The worst of the damage is limited to the lower levels of the church walls, within easy reach of the vandals. Higher up the walls, and on the ceilings, the frescoes are in much better shape.
Even in their damaged state, the frescoes covering the church inside and out are impressive, in scope, detail, and age.
Our afternoon at the monastery was a great experience for many reasons. The ancient stone complex is fascinating, even if you don’t have childhood stories and old photos to compare. The way it clings to the side of the mountain, with gorgeous and peaceful views out every window - you can imagine the solitude of the monks who once lived here. But beyond that, I did have those stories and photos, and the monastery, before this visit, occupied a mythical space in my head. Seeing it in person, and seeing the restoration that had returned these stones to their original glory, was an emotional experience.
We also met some wonderful and interesting people during our visit. Like Sibel, the young woman who just graduated from the university in Trabzon with a degree in civil engineering (a profession for which we have an increased appreciation as we travel on our journey!)
Sibel, standing next to me, was visiting the monastery with her sister, Fatima, and we chatted with them for a while.
We also met Ayse, who has lived in Holland for the last couple of decades, but grew up in a village outside of Trabzon.

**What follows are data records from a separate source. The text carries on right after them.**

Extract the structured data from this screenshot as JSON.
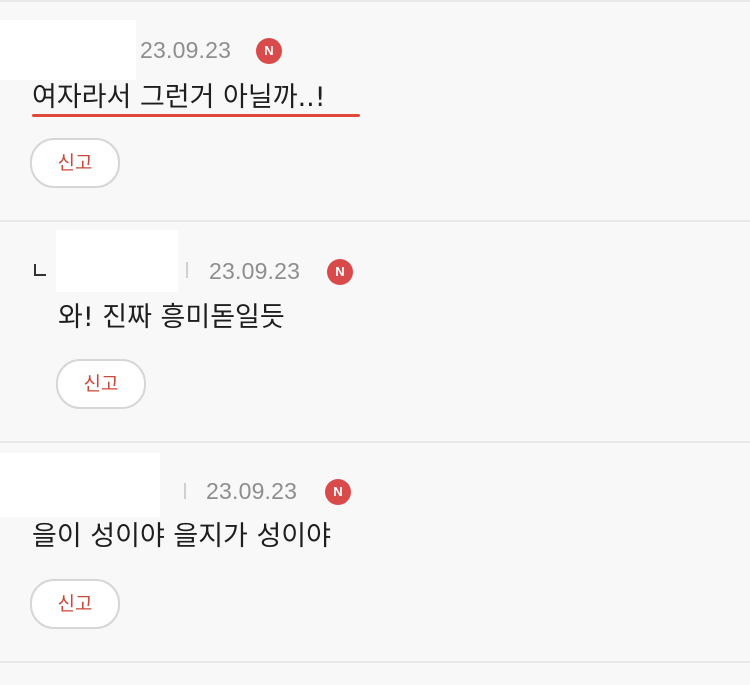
{
  "comments": [
    {
      "date": "23.09.23",
      "badge": "N",
      "text": "여자라서 그런거 아닐까..!",
      "report_label": "신고",
      "highlighted": true,
      "is_reply": false
    },
    {
      "date": "23.09.23",
      "badge": "N",
      "text": "와! 진짜 흥미돋일듯",
      "report_label": "신고",
      "highlighted": false,
      "is_reply": true
    },
    {
      "date": "23.09.23",
      "badge": "N",
      "text": "을이 성이야 을지가 성이야",
      "report_label": "신고",
      "highlighted": false,
      "is_reply": false
    }
  ],
  "colors": {
    "badge": "#d94b4b",
    "report_text": "#c84a3a",
    "underline": "#e0493a",
    "date": "#8e8e8e"
  }
}
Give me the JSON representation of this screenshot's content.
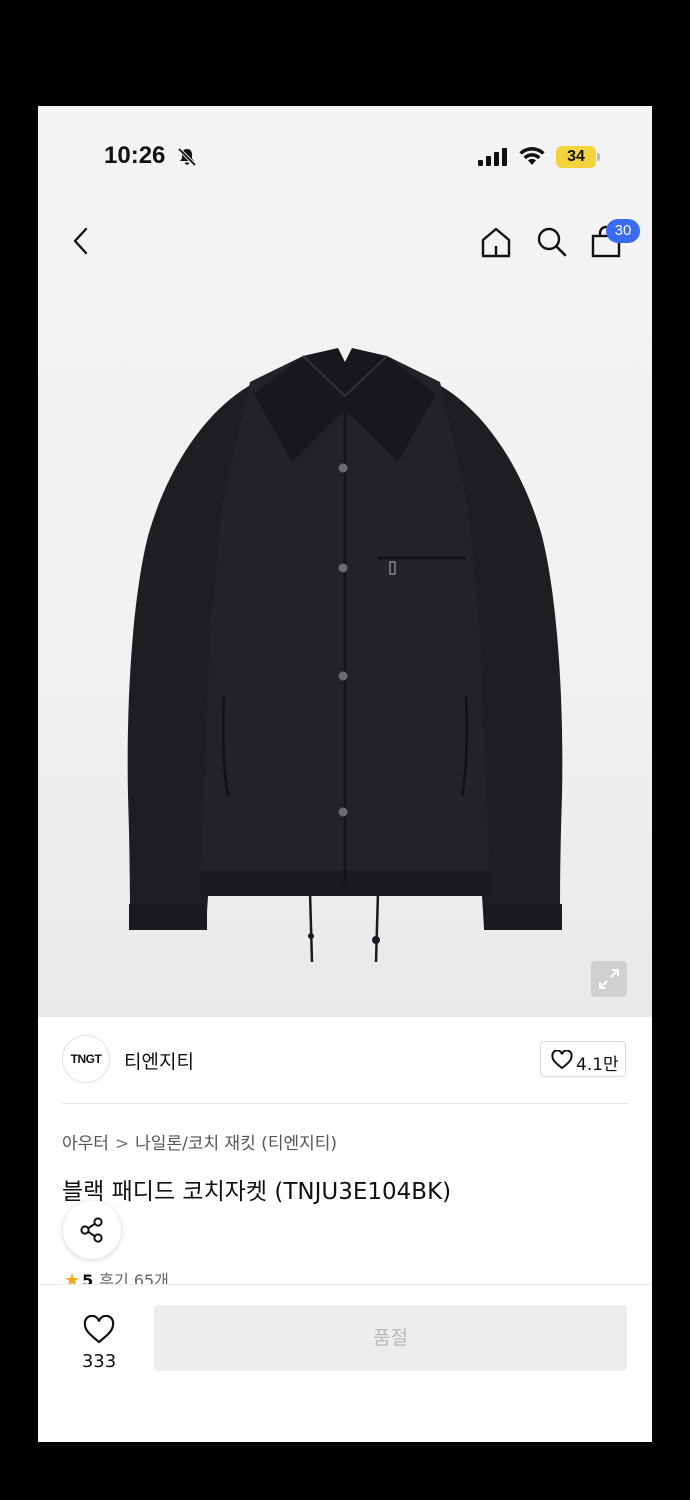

Ayse was back visiting her ailing father, and took the day to come tour the monastery. Ayse - I hope you are reading this, and our other posts on Trabzon, and sharing the photos, both old and and new, with your dad.